Scan the data below and state how many of its lines contain the word "icon", giving only the figure.

# Element data from apps and pages
————

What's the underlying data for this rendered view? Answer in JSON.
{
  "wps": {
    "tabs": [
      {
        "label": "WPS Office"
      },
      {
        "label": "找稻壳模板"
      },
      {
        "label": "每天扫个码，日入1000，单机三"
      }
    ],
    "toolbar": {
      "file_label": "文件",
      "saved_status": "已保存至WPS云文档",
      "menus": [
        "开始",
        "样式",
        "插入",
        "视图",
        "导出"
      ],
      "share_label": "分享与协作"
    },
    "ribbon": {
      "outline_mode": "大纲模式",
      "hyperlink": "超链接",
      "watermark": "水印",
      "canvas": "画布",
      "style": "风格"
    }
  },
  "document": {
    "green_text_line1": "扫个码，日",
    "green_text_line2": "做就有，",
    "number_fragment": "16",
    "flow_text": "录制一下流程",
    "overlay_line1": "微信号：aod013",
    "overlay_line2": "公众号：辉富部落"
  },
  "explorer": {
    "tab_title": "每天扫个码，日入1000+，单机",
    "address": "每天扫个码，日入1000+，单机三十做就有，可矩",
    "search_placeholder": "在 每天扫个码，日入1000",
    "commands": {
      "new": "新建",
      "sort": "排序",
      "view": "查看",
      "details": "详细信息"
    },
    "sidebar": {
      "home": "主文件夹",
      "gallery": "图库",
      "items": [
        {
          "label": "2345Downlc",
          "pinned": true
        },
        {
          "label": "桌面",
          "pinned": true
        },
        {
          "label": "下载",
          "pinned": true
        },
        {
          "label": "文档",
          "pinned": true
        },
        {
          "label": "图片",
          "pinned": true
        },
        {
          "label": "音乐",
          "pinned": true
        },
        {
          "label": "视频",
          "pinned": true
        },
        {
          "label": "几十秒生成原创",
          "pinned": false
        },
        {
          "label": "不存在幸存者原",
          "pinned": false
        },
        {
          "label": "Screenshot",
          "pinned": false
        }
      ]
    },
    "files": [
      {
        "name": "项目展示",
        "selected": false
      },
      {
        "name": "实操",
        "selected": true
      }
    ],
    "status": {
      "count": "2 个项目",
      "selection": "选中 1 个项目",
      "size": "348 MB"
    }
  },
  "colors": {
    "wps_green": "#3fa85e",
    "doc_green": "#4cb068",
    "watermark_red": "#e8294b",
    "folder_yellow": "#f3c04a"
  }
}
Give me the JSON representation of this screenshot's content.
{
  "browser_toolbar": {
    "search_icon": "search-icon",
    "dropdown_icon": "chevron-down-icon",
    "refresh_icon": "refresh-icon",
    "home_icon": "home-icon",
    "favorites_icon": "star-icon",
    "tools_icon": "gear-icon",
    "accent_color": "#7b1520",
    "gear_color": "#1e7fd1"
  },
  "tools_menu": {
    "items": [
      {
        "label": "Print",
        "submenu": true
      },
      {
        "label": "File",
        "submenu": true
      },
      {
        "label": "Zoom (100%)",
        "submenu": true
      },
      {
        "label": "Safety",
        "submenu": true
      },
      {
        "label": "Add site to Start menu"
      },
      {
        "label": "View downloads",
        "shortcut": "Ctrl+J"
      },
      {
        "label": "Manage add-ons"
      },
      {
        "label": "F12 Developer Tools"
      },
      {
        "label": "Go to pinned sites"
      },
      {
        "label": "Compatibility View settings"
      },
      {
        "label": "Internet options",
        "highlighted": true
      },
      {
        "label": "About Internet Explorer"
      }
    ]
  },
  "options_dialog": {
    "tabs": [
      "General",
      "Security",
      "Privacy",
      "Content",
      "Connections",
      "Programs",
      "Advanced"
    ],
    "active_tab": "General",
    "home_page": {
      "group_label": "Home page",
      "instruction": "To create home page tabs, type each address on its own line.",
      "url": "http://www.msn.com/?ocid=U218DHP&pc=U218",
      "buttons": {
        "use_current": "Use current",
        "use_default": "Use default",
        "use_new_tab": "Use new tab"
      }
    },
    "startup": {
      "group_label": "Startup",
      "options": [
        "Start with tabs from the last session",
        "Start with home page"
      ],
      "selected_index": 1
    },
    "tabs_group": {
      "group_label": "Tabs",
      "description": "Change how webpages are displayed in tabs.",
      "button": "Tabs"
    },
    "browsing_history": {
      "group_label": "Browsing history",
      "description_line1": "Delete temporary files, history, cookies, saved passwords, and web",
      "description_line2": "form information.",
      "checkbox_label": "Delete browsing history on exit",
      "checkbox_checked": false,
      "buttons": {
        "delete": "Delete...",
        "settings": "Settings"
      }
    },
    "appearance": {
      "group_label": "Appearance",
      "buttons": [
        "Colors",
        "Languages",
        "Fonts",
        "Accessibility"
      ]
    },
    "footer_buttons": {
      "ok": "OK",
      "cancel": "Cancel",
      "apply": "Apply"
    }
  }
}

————

# RESPONSE AREA
6